One of the first steps one must take to overcome an addiction is to realize that one is powerless to break those chains alone, without the help of a Higher Power.


When Lot is instructed by the angels to escape to the mountain in the direction of Avraham, he hesitates. Turning to the angel he first begs אל נא, “Please don’t” ask that of me. He then, for the first time in the entire account of Lot until now, beseeches of G-d, אדנ-י, declaring, לא אוכל להמלט, “I cannot escape...”. (בראשית יט יח-יט)


Lot for the first time in his life turns to the Higher Power, G-d, and admits that without His help he cannot conquer his demons. He knew he couldn’t simply return to the rigors of life according to the House of Avraham just yet. He asks to relocate to Tzoar a town not yet as corrupt and indulgent as Sodom where he stands a chance to rehabilitate himself with the help of G-d.


The child his oldest daughter begets is named מואב, Moav, meaning ‘from my father’. Refusing to hide the taint of this conception and declare the reality for what it is, is another step in the direction of recovery. One must take inventory of one’s wrongs and admit the exact nature of that flaw in order to affect repair.
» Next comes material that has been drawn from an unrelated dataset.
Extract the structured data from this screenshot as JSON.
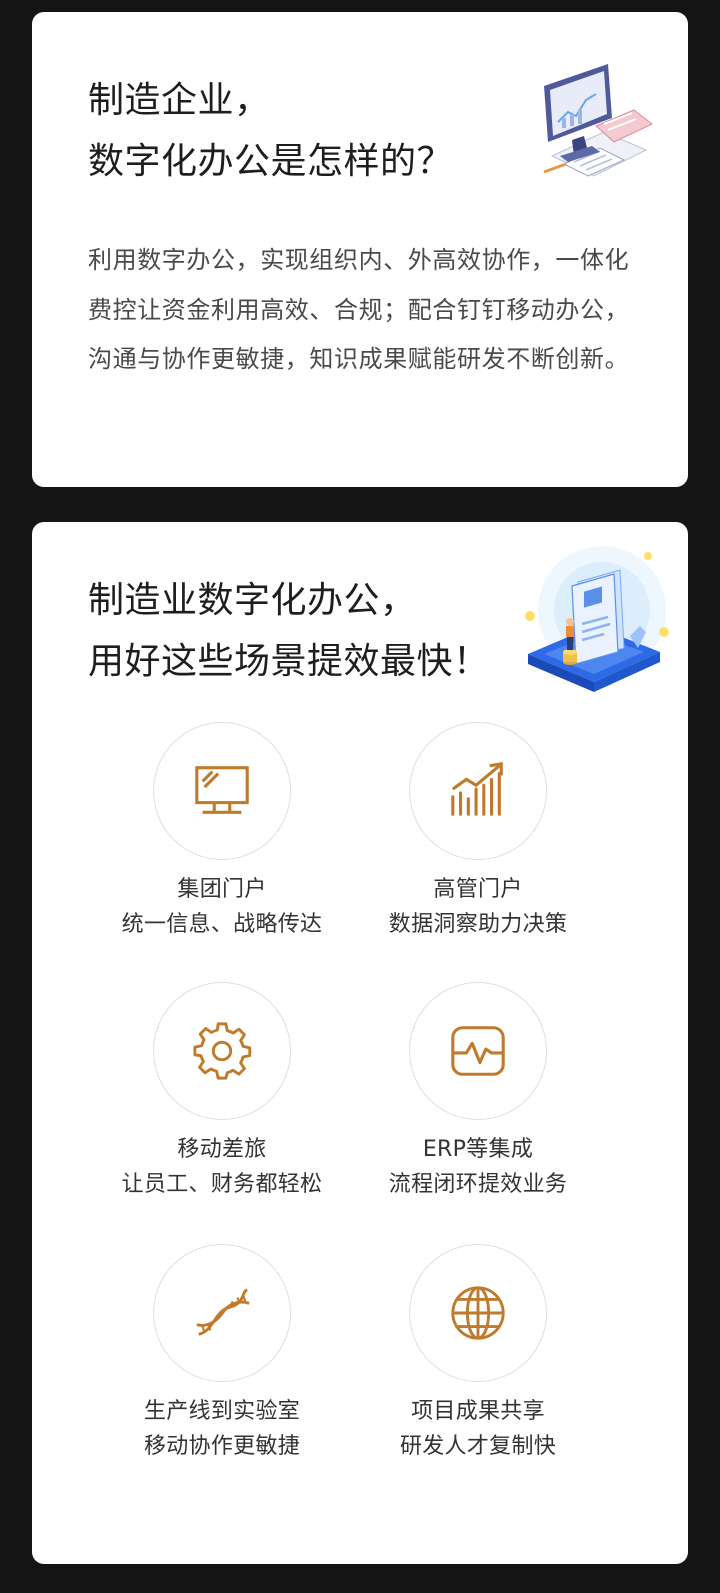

The Midrash adds that מואב is also a contraction of the sentiment, מי אב?, a rhetorical question, ‘who is our true father?’; certainly Avraham and his legacy. We are ready, his daughter declares, to proceed healthily and with proper direction and help in removing our defects.


From these daughters’ descendants, Rus and her progeny, the destiny of our nation will come to fruition with the coming of Moshiach.


Although we no longer recite this paragraph weekly, but once a year we recall this remarkable comeback that began with one finally accepting one’s shortcomings and committing to be guided by the only One who can bring us home.


May we each take an inventory of our ‘addictions’, no longer wallowing in the ‘impossible’ task of ridding ourselves of our flaws, acknowledging G-d as the only one who can bring us up to greatness, as long as we submit totally to His embrace and authority.


If we do succeed, we will hear soon the footsteps of Moshiach.


באהבה,


צבי יהודה טייכמאן